But now more about the actual hike. Our two guides, Jan and Jack, urged us to stay close together which was actually good news in disguise as we could then only go as fast as the slowest person and no-one wanted to admit to being unfit!
We started off at a leasurely pace and we all had a good laugh when the first person asked to rest after only about 350 meters. Out came the Energade and in no time we were ready to go again. The climb to the top was very gradual and about two hours later we were on the ridge of the hills overlooking the valley below. This time we had a good rest and made a big dent in our Energade supply and also munched on chocolate bars to supplement energy levels. I could get very used to a diet like this!
What we found very interesting was the variety of animal tracks to be seen and the guides were kept busy explaining to us which tracks belonged to which animals. As they say, what goes up must come down and we were soon encountering more downhills than uphills as we slowly descended down into the valley again.
We arrived back at base camp at about 2pm and relaxed and chatted as we eagerly awaited the game drive which was due to commence at 5pm. We were warned that it was going to be cold on the open truck and warmly wrapped we set off, hoping to spot as much game as possible.
Jan did the driving and as it was getting dark by now, Jack got out the spotlight and soon we saw the first glint of eyes in the sharp beam, a herd of Impala as Jack explained. We saw a variety of game and soon got used to identifying the type of animal from the glint of their eyes in the spotlight beam.
Well, two hours later we were back at camp and starving. In no time we had the barbeque fire as well as the fire under the donkey for hot water for the shower going. This is where us city slickers come into our own as we certainly have superior organising skills. The men made sure that there was sufficient wood and coals for the barbeque while the ladies got the sidedishes and salads ready.
In no time flat we were all sitting comfortably around the fire munching away and discussing the day’s experiences. This is usually the most enjoyable part of any hiking experience, the companionship round a campfire, in the open under the stars. An experience
not to be missed!
It was close to midnight when we finally hit the sack, or in this case, the sleeping bags. Then we still lay awake for a long time listening to the night sounds, trying to identify the different animals making the sounds. The next day was my birthday and it was quite a treat waking up in the bush for a change. A birthday I will remember for some time to come….
Next morning early we got the fire going again and the coffee water was boiling in a few minutes. The smell of fresh coffee was enough to get even the lazy among us out of their sleeping bags and soon we each had a warm mug of coffee to warm us up. Although there was a bite in the early morning air, it started to warm up as the sun peeped over the cliffs and we soon had breakfast of scrambled eggs and bacon ready. Some brave souls decided to tackle the alternative hiking trail of 9 kms while the rest of us didn’t want to tempt fate and rather headed for home.

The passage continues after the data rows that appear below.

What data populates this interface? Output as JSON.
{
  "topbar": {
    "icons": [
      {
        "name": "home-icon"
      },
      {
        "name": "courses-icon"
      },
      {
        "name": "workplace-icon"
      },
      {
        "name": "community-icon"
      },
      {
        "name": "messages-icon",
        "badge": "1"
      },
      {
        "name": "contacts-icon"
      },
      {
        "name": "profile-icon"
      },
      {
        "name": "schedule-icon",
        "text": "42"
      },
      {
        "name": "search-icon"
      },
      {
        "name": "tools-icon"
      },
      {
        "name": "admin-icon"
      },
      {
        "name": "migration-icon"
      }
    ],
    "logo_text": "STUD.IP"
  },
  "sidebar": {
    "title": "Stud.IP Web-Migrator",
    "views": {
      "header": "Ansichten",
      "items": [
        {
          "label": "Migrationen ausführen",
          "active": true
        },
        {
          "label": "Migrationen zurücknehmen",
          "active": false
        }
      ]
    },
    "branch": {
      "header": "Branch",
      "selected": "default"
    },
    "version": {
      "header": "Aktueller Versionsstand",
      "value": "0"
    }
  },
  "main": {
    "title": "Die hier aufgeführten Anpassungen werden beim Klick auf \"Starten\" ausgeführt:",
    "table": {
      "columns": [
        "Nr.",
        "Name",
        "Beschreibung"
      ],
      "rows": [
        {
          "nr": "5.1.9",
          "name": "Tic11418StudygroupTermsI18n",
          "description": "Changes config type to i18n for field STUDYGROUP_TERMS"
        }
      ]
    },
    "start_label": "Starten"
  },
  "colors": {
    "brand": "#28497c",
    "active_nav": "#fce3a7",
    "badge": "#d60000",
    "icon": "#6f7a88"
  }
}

We are already planning our next hike, so watch this space for details…..